*** Data records

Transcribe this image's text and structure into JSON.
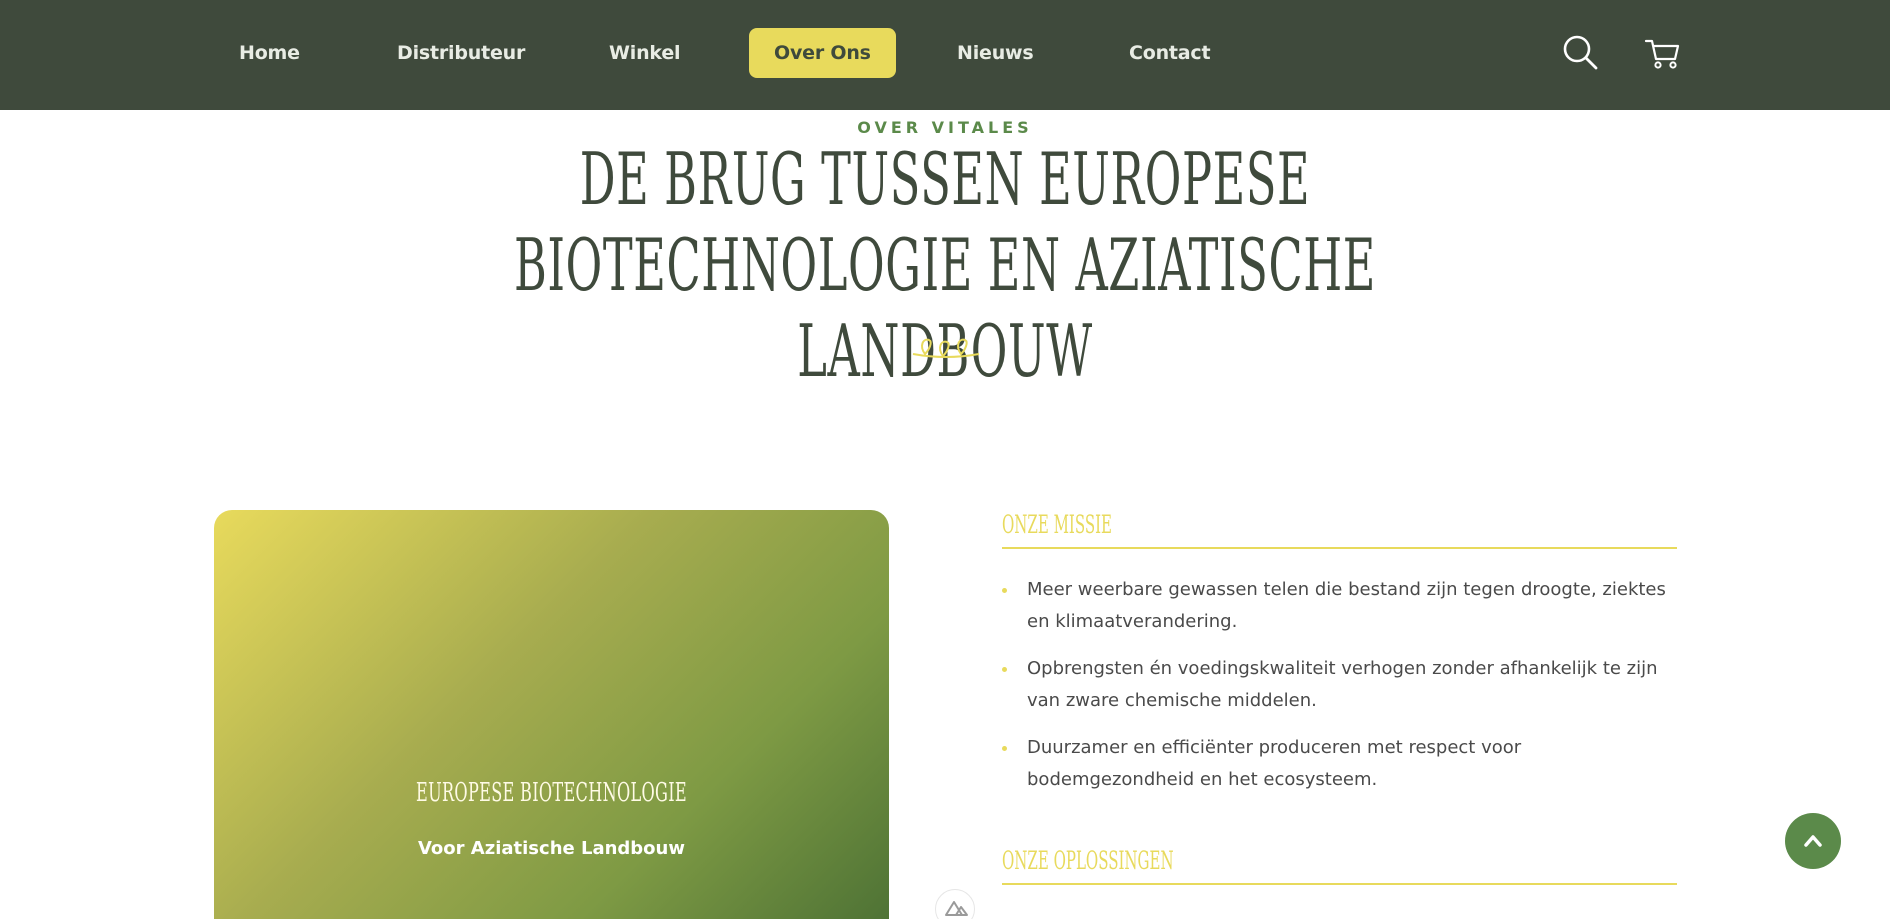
{
  "nav": {
    "items": [
      {
        "label": "Home"
      },
      {
        "label": "Distributeur"
      },
      {
        "label": "Winkel"
      },
      {
        "label": "Over Ons",
        "active": true
      },
      {
        "label": "Nieuws"
      },
      {
        "label": "Contact"
      }
    ],
    "icons": [
      "search-icon",
      "cart-icon"
    ]
  },
  "hero": {
    "eyebrow": "OVER VITALES",
    "title": "DE BRUG TUSSEN EUROPESE BIOTECHNOLOGIE EN AZIATISCHE LANDBOUW",
    "ornament_icon": "leaf-ornament-icon"
  },
  "card": {
    "title": "EUROPESE BIOTECHNOLOGIE",
    "subtitle": "Voor Aziatische Landbouw"
  },
  "mission": {
    "heading": "ONZE MISSIE",
    "items": [
      "Meer weerbare gewassen telen die bestand zijn tegen droogte, ziektes en klimaatverandering.",
      "Opbrengsten én voedingskwaliteit verhogen zonder afhankelijk te zijn van zware chemische middelen.",
      "Duurzamer en efficiënter produceren met respect voor bodemgezondheid en het ecosysteem."
    ]
  },
  "solutions": {
    "heading": "ONZE OPLOSSINGEN"
  },
  "floating": {
    "scroll_top_icon": "chevron-up-icon",
    "badge_icon": "nuxt-logo-icon"
  },
  "colors": {
    "nav_bg": "#3f4a3c",
    "accent_yellow": "#e8da5c",
    "accent_green": "#5b8a4a",
    "title_text": "#3f4a3c"
  }
}
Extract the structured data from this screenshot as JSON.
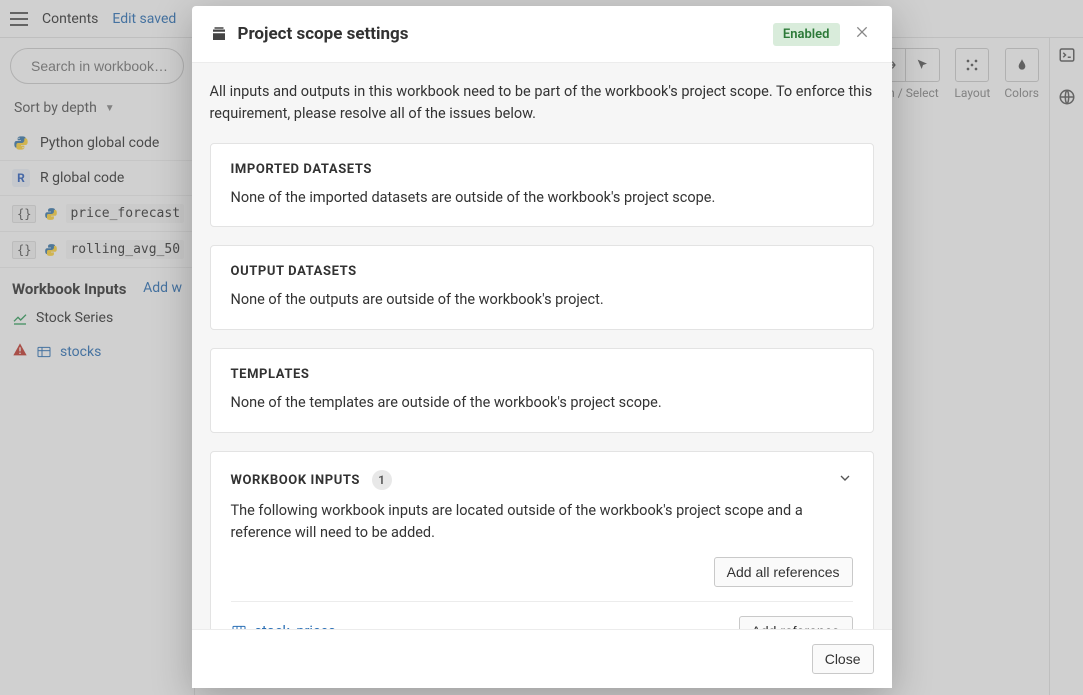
{
  "topbar": {
    "contents": "Contents",
    "edit_saved": "Edit saved"
  },
  "sidebar": {
    "search_placeholder": "Search in workbook…",
    "sort_label": "Sort by depth",
    "items": [
      {
        "label": "Python global code"
      },
      {
        "label": "R global code"
      },
      {
        "label": "price_forecast"
      },
      {
        "label": "rolling_avg_50"
      }
    ],
    "workbook_inputs_title": "Workbook Inputs",
    "add_link": "Add w",
    "inputs": [
      {
        "label": "Stock Series",
        "type": "chart"
      },
      {
        "label": "stocks",
        "type": "dataset",
        "warning": true
      }
    ]
  },
  "toolbar": {
    "pan_select": "Pan / Select",
    "layout": "Layout",
    "colors": "Colors"
  },
  "modal": {
    "title": "Project scope settings",
    "badge": "Enabled",
    "intro": "All inputs and outputs in this workbook need to be part of the workbook's project scope. To enforce this requirement, please resolve all of the issues below.",
    "sections": {
      "imported": {
        "title": "IMPORTED DATASETS",
        "text": "None of the imported datasets are outside of the workbook's project scope."
      },
      "output": {
        "title": "OUTPUT DATASETS",
        "text": "None of the outputs are outside of the workbook's project."
      },
      "templates": {
        "title": "TEMPLATES",
        "text": "None of the templates are outside of the workbook's project scope."
      },
      "workbook_inputs": {
        "title": "WORKBOOK INPUTS",
        "count": "1",
        "text": "The following workbook inputs are located outside of the workbook's project scope and a reference will need to be added.",
        "add_all": "Add all references",
        "items": [
          {
            "name": "stock_prices",
            "action": "Add reference"
          }
        ]
      }
    },
    "close": "Close"
  }
}
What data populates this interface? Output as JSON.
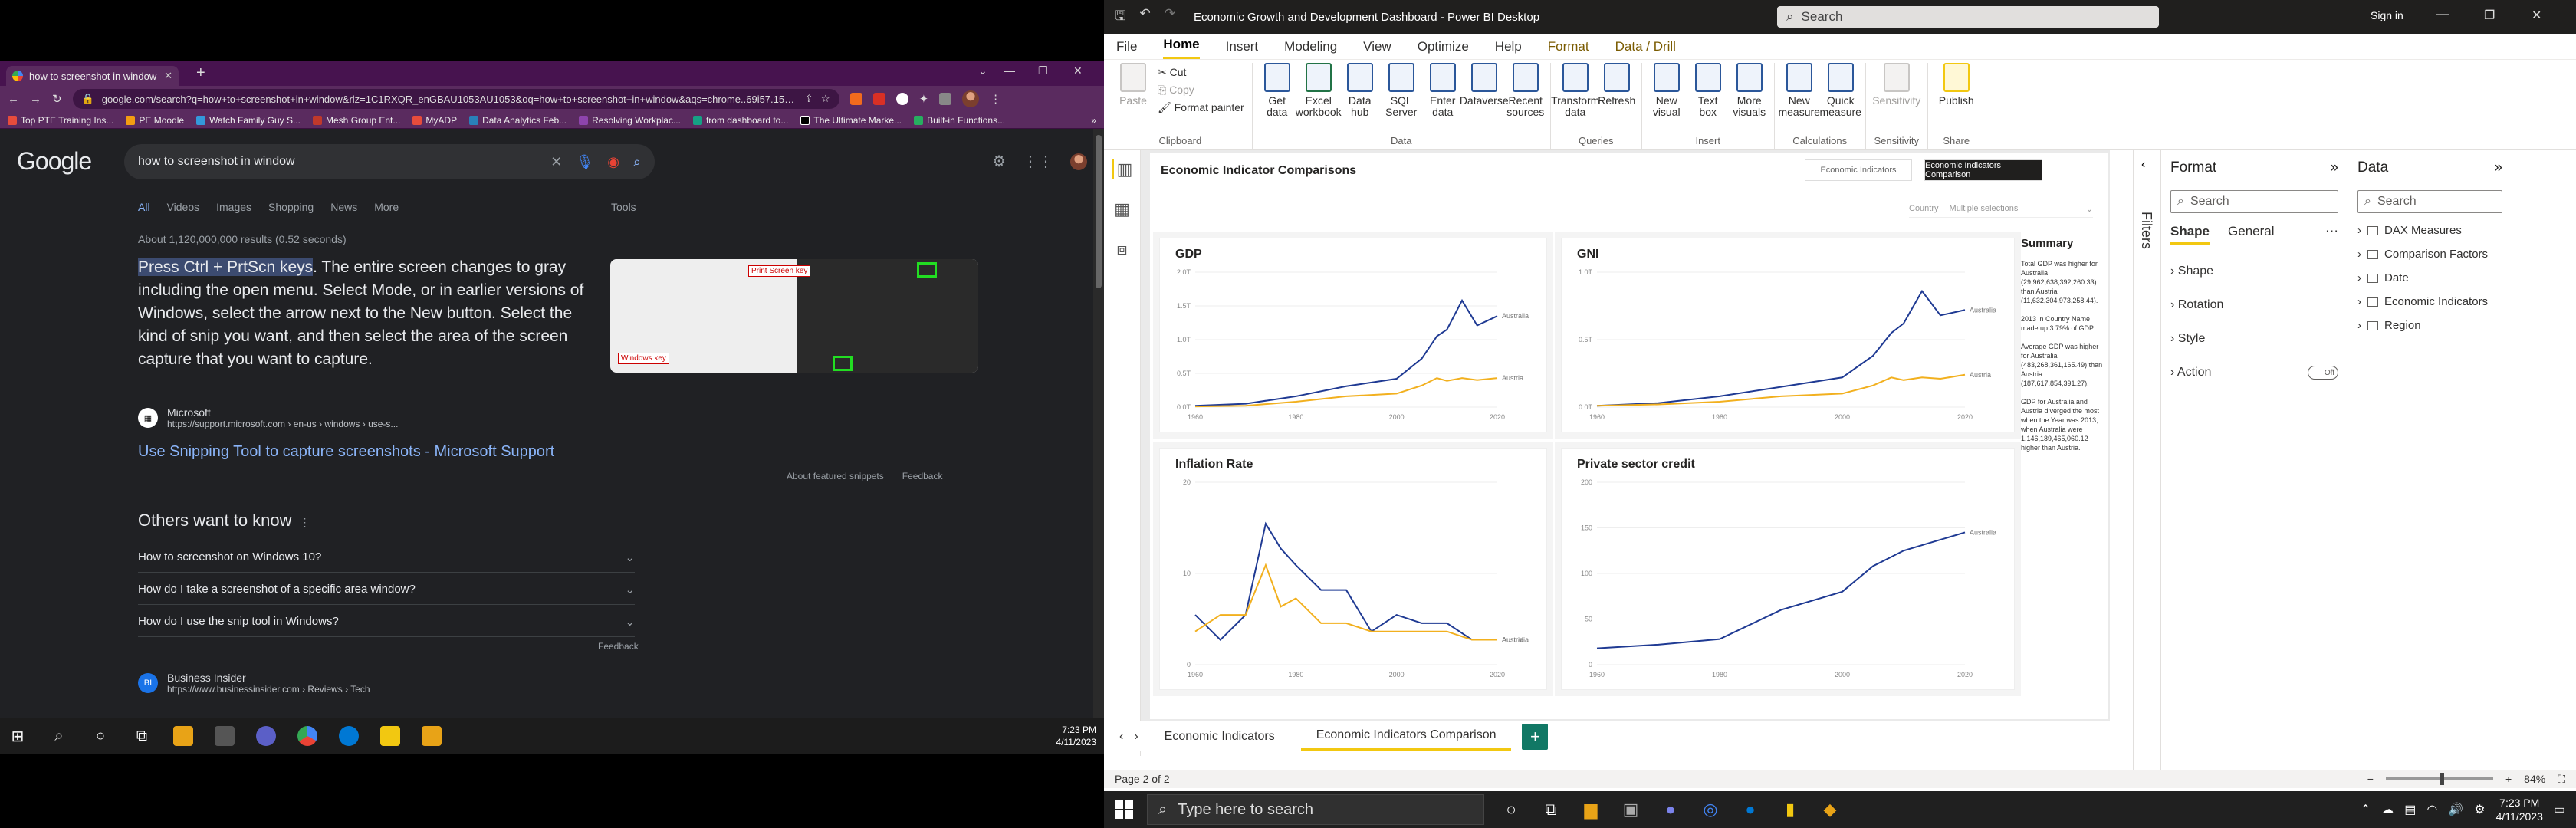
{
  "chrome": {
    "tab_title": "how to screenshot in window - G",
    "url": "google.com/search?q=how+to+screenshot+in+window&rlz=1C1RXQR_enGBAU1053AU1053&oq=how+to+screenshot+in+window&aqs=chrome..69i57.150...",
    "bookmarks": [
      "Top PTE Training Ins...",
      "PE Moodle",
      "Watch Family Guy S...",
      "Mesh Group Ent...",
      "MyADP",
      "Data Analytics Feb...",
      "Resolving Workplac...",
      "from dashboard to...",
      "The Ultimate Marke...",
      "Built-in Functions..."
    ]
  },
  "google": {
    "logo": "Google",
    "query": "how to screenshot in window",
    "tabs": [
      "All",
      "Videos",
      "Images",
      "Shopping",
      "News",
      "More"
    ],
    "tools": "Tools",
    "result_count": "About 1,120,000,000 results (0.52 seconds)",
    "snippet_highlight": "Press Ctrl + PrtScn keys",
    "snippet_rest": ". The entire screen changes to gray including the open menu. Select Mode, or in earlier versions of Windows, select the arrow next to the New button. Select the kind of snip you want, and then select the area of the screen capture that you want to capture.",
    "image_label_1": "Print Screen key",
    "image_label_2": "Windows key",
    "source_name": "Microsoft",
    "source_url": "https://support.microsoft.com › en-us › windows › use-s...",
    "result_link": "Use Snipping Tool to capture screenshots - Microsoft Support",
    "about_snippets": "About featured snippets",
    "feedback": "Feedback",
    "others_title": "Others want to know",
    "paa": [
      "How to screenshot on Windows 10?",
      "How do I take a screenshot of a specific area window?",
      "How do I use the snip tool in Windows?"
    ],
    "paa_feedback": "Feedback",
    "next_source_name": "Business Insider",
    "next_source_url": "https://www.businessinsider.com › Reviews › Tech"
  },
  "taskbar_left": {
    "time": "7:23 PM",
    "date": "4/11/2023"
  },
  "powerbi": {
    "title": "Economic Growth and Development Dashboard - Power BI Desktop",
    "search_placeholder": "Search",
    "signin": "Sign in",
    "menu": [
      "File",
      "Home",
      "Insert",
      "Modeling",
      "View",
      "Optimize",
      "Help",
      "Format",
      "Data / Drill"
    ],
    "ribbon": {
      "clipboard": {
        "paste": "Paste",
        "cut": "Cut",
        "copy": "Copy",
        "painter": "Format painter",
        "label": "Clipboard"
      },
      "data": {
        "items": [
          "Get data",
          "Excel workbook",
          "Data hub",
          "SQL Server",
          "Enter data",
          "Dataverse",
          "Recent sources"
        ],
        "label": "Data"
      },
      "queries": {
        "items": [
          "Transform data",
          "Refresh"
        ],
        "label": "Queries"
      },
      "insert": {
        "items": [
          "New visual",
          "Text box",
          "More visuals"
        ],
        "label": "Insert"
      },
      "calculations": {
        "items": [
          "New measure",
          "Quick measure"
        ],
        "label": "Calculations"
      },
      "sensitivity": {
        "items": [
          "Sensitivity"
        ],
        "label": "Sensitivity"
      },
      "share": {
        "items": [
          "Publish"
        ],
        "label": "Share"
      }
    },
    "report": {
      "title": "Economic Indicator Comparisons",
      "btn_a": "Economic Indicators",
      "btn_b": "Economic Indicators Comparison",
      "slicer_label": "Country",
      "slicer_value": "Multiple selections",
      "summary_title": "Summary",
      "summary": [
        "Total GDP was higher for Australia (29,962,638,392,260.33) than Austria (11,632,304,973,258.44).",
        "2013 in Country Name made up 3.79% of GDP.",
        "Average GDP was higher for Australia (483,268,361,165.49) than Austria (187,617,854,391.27).",
        "GDP for Australia and Austria diverged the most when the Year was 2013, when Australia were 1,146,189,465,060.12 higher than Austria."
      ]
    },
    "page_tabs": [
      "Economic Indicators",
      "Economic Indicators Comparison"
    ],
    "status": "Page 2 of 2",
    "zoom": "84%",
    "filters_label": "Filters",
    "format_pane": {
      "title": "Format",
      "search": "Search",
      "tabs": [
        "Shape",
        "General"
      ],
      "sections": [
        "Shape",
        "Rotation",
        "Style",
        "Action"
      ],
      "toggle": "Off"
    },
    "data_pane": {
      "title": "Data",
      "search": "Search",
      "items": [
        "DAX Measures",
        "Comparison Factors",
        "Date",
        "Economic Indicators",
        "Region"
      ]
    }
  },
  "taskbar_right": {
    "search": "Type here to search",
    "time": "7:23 PM",
    "date": "4/11/2023"
  },
  "colors": {
    "australia": "#1f3a93",
    "austria": "#f2b01e",
    "pbi_accent": "#f2c811",
    "chrome_frame": "#5a2b5f"
  },
  "chart_data": [
    {
      "type": "line",
      "title": "GDP",
      "x": [
        1960,
        1970,
        1980,
        1990,
        2000,
        2005,
        2008,
        2010,
        2013,
        2016,
        2020
      ],
      "xticks": [
        "1960",
        "1980",
        "2000",
        "2020"
      ],
      "yticks": [
        "0.0T",
        "0.5T",
        "1.0T",
        "1.5T",
        "2.0T"
      ],
      "ylim": [
        0,
        2.0
      ],
      "series": [
        {
          "name": "Australia",
          "values": [
            0.02,
            0.05,
            0.16,
            0.31,
            0.42,
            0.72,
            1.05,
            1.15,
            1.58,
            1.21,
            1.35
          ]
        },
        {
          "name": "Austria",
          "values": [
            0.01,
            0.02,
            0.08,
            0.16,
            0.2,
            0.32,
            0.43,
            0.39,
            0.43,
            0.4,
            0.43
          ]
        }
      ]
    },
    {
      "type": "line",
      "title": "GNI",
      "x": [
        1960,
        1970,
        1980,
        1990,
        2000,
        2005,
        2008,
        2010,
        2013,
        2016,
        2020
      ],
      "xticks": [
        "1960",
        "1980",
        "2000",
        "2020"
      ],
      "yticks": [
        "0.0T",
        "0.5T",
        "1.0T"
      ],
      "ylim": [
        0,
        1.0
      ],
      "series": [
        {
          "name": "Australia",
          "values": [
            0.01,
            0.03,
            0.08,
            0.15,
            0.22,
            0.38,
            0.55,
            0.62,
            0.86,
            0.68,
            0.72
          ]
        },
        {
          "name": "Austria",
          "values": [
            0.01,
            0.02,
            0.04,
            0.08,
            0.1,
            0.16,
            0.22,
            0.2,
            0.22,
            0.21,
            0.24
          ]
        }
      ]
    },
    {
      "type": "line",
      "title": "Inflation Rate",
      "x": [
        1960,
        1965,
        1970,
        1974,
        1977,
        1980,
        1985,
        1990,
        1995,
        2000,
        2005,
        2010,
        2015,
        2020
      ],
      "xticks": [
        "1960",
        "1980",
        "2000",
        "2020"
      ],
      "yticks": [
        "0",
        "10",
        "20"
      ],
      "ylim": [
        -2,
        20
      ],
      "series": [
        {
          "name": "Australia",
          "values": [
            4,
            1,
            4,
            15,
            12,
            10,
            7,
            7,
            2,
            4,
            3,
            3,
            1,
            1
          ]
        },
        {
          "name": "Austria",
          "values": [
            2,
            4,
            4,
            10,
            5,
            6,
            3,
            3,
            2,
            2,
            2,
            2,
            1,
            1
          ]
        }
      ]
    },
    {
      "type": "line",
      "title": "Private sector credit",
      "x": [
        1960,
        1970,
        1980,
        1990,
        2000,
        2005,
        2010,
        2015,
        2020
      ],
      "xticks": [
        "1960",
        "1980",
        "2000",
        "2020"
      ],
      "yticks": [
        "0",
        "50",
        "100",
        "150",
        "200"
      ],
      "ylim": [
        0,
        200
      ],
      "series": [
        {
          "name": "Australia",
          "values": [
            18,
            22,
            28,
            60,
            80,
            108,
            125,
            135,
            145
          ]
        },
        {
          "name": "Austria",
          "values": null
        }
      ]
    }
  ]
}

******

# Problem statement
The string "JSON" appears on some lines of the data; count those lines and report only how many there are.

# Exercise solution
3